Facebook makes me a bad mom. Okay, that’s not true; but it does make me a distracted one. “Mommy! Come and see what I drew!” My three year old runs into the kitchen while I’m making lunch. I stop preparing the food and instinctively grab my phone to go in the other room. Buzz. A Facebook notification. I stop to check. “Mommyyyy!” My son is holding up his picture. “Mhmm. One second, bud.” By this time, I’ve seen the non-important notification and am now scrolling my way down the Newsfeed rabbit-hole. “Look. It’s us.” I look up and see two stick figures holding hands.
Later that night, my husband and I get into bed after finally coaxing our kids to sleep. Exhausted, we both scroll through our phones as we half-converse about our days. Buzz. An Instagram message. He’s looking at me. “Did you?” I literally missed everything he had just said. “Sorry, what?”

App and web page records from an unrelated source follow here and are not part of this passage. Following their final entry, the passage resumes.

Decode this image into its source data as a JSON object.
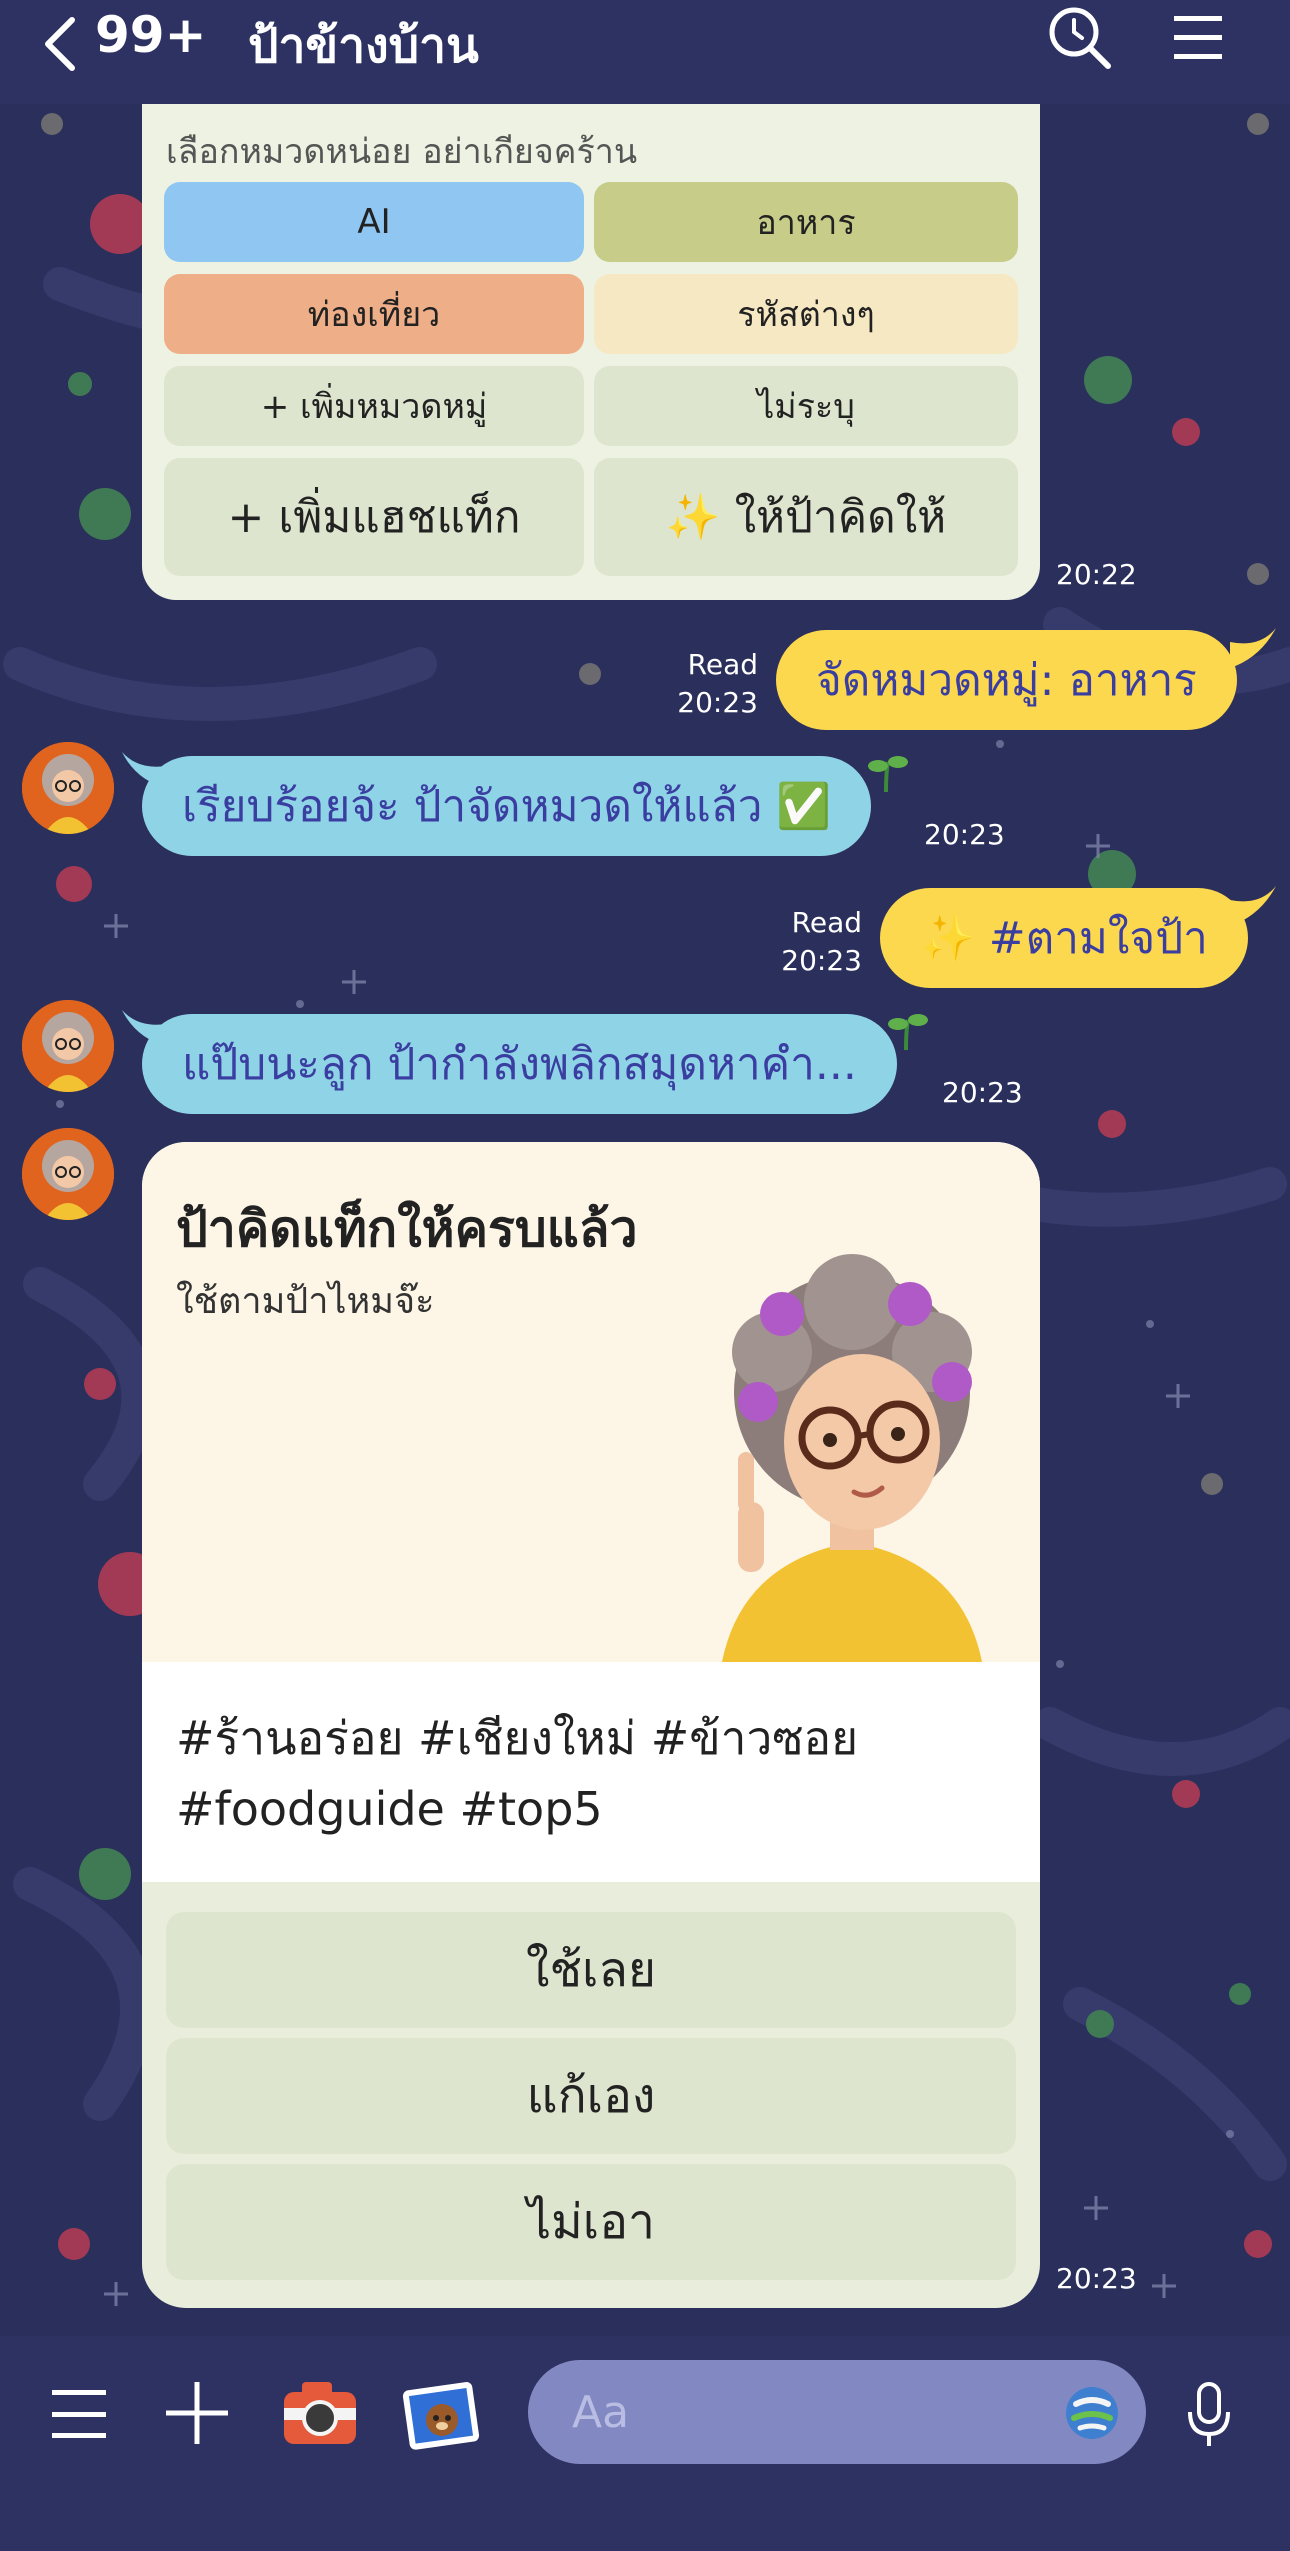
{
  "header": {
    "unread_count": "99+",
    "chat_title": "ป้าข้างบ้าน"
  },
  "card1": {
    "prompt": "เลือกหมวดหน่อย อย่าเกียจคร้าน",
    "buttons": [
      "AI",
      "อาหาร",
      "ท่องเที่ยว",
      "รหัสต่างๆ",
      "+ เพิ่มหมวดหมู่",
      "ไม่ระบุ",
      "+ เพิ่มแฮชแท็ก",
      "✨ ให้ป้าคิดให้"
    ],
    "time": "20:22"
  },
  "messages": [
    {
      "text": "จัดหมวดหมู่: อาหาร",
      "read": "Read",
      "time": "20:23"
    },
    {
      "text": "เรียบร้อยจ้ะ ป้าจัดหมวดให้แล้ว ✅",
      "time": "20:23"
    },
    {
      "text": "✨ #ตามใจป้า",
      "read": "Read",
      "time": "20:23"
    },
    {
      "text": "แป๊บนะลูก ป้ากำลังพลิกสมุดหาคำ...",
      "time": "20:23"
    }
  ],
  "card2": {
    "title": "ป้าคิดแท็กให้ครบแล้ว",
    "subtitle": "ใช้ตามป้าไหมจ๊ะ",
    "tags_line1": "#ร้านอร่อย #เชียงใหม่ #ข้าวซอย",
    "tags_line2": "#foodguide #top5",
    "actions": [
      "ใช้เลย",
      "แก้เอง",
      "ไม่เอา"
    ],
    "time": "20:23"
  },
  "composer": {
    "placeholder": "Aa"
  },
  "colors": {
    "background": "#2b2f5c",
    "bubble_blue": "#8fd3e6",
    "bubble_yellow": "#fbd84e",
    "bubble_text": "#3a3ea0"
  }
}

Instances like this had become all too common in our home. I’m not a phone zombie by any means, but too often I chose to scroll through whatever social media was calling me while I could have been present for the people literally in front of me. The little red notifications popping up throughout the day was enough to interrupt the real experiences I was trying to have with my family. I was done. So, On January 1st, my husband and I deleted all social media off of our phones. Facebook? Gone. Snapchat? Deleted. Instagram (my one true love)? Bye Bye. We committed to a month of intentional interaction instead of cruising on autopilot. After that month, we would reassess whether or not it was worth having these apps so readily available. How hard could it be?
To be honest, I learned some not-so-good things about myself during this month. I am a stay-at-home mom to a three and one-year-old. Any mama of littles can tell you, things can get monotonous. I didn’t realize how heavily I relied on my phone to keep me connected to the outside world. I didn’t realize that my craving for adult interaction had become so big. When I deleted my social media, I felt almost lonely despite never being alone. This loneliness prompted me to call friends more often, set up more play dates, and just get out of the house more. This actual social interaction left me feeling refreshed and gave my kids an opportunity to get out and explore more.
The first week, I discovered that I had an addiction not only to social media, but also to my phone. I can’t tell you how many times I picked up my phone in order to check on something that was no longer there. Each time I did this, I was hit with the realization—you did it again. I began to play a game on my phone as a replacement. Anytime I picked up my phone, instead of opening my social media, I would open a game and zone out. Once I realized what I was doing, I deleted the game as well. I decided to treat my phone like a landline. I plugged it in, turned the volume up, and left it in one place. It felt weird to go from room to room without the familiar weight in my pocket.
I also realized how little I cared what was happening on social media. While I deleted the apps off of my phone, I still checked my Facebook and Instagram on the computer occasionally. I didn’t carry my computer around with me from room to room and I was far more cognizant of time passing while on the computer versus the phone. Every time I logged on, though, I was increasingly bored with the content. Not much was going on that I cared about, so I logged in less and less.
After the first couple of weeks, I felt liberated. I no longer felt the constant urge to check my phone. Instead, I joined in with my kids more. The phantom limb feeling disappeared and I no longer felt the siren’s call of my Instagram feed. What was most surprising to me, however, was the fact that before the purge, I would interact with my kids with social media in mind. Even if I didn’t post about what we were doing, I would consistently have the thought, “take a picture of this. It will be cute to post.” I didn’t realize I thought this way until after the option to post pictures was no longer there. Once I realized this, I felt free. I didn’t have to capture the perfect picture or come up with a witty caption. I could just be with my children, purely in the moment.
When January was up, I re-downloaded Instagram and Snapchat to my phone. I really enjoy going through Insta and my three-year-old likes seeing the Snapchat filters. Both of these, however, are utilized minimally. I simply do not miss getting sucked into the abyss now that I know how it feels to be free. My kids enjoy having a present mom to play with and my husband enjoys not having to repeat himself twelve times.
There is nothing wrong with taking a few moments out of your day to turn off your brain and scroll through feeds. As parents, we need to take a minute to ourselves every once in awhile. However, without this experiment, I would have had no idea how many moments I was taking. These long breaks did not leave me feeling rejuvenated. Now, I take the time that was spent on my phone and dedicate it to things that make me feel alive—I read a book with my kids, take a walk, talk with my husband. Because of this detox, I am a better mother and wife—even if I didn’t mention it on my Facebook page.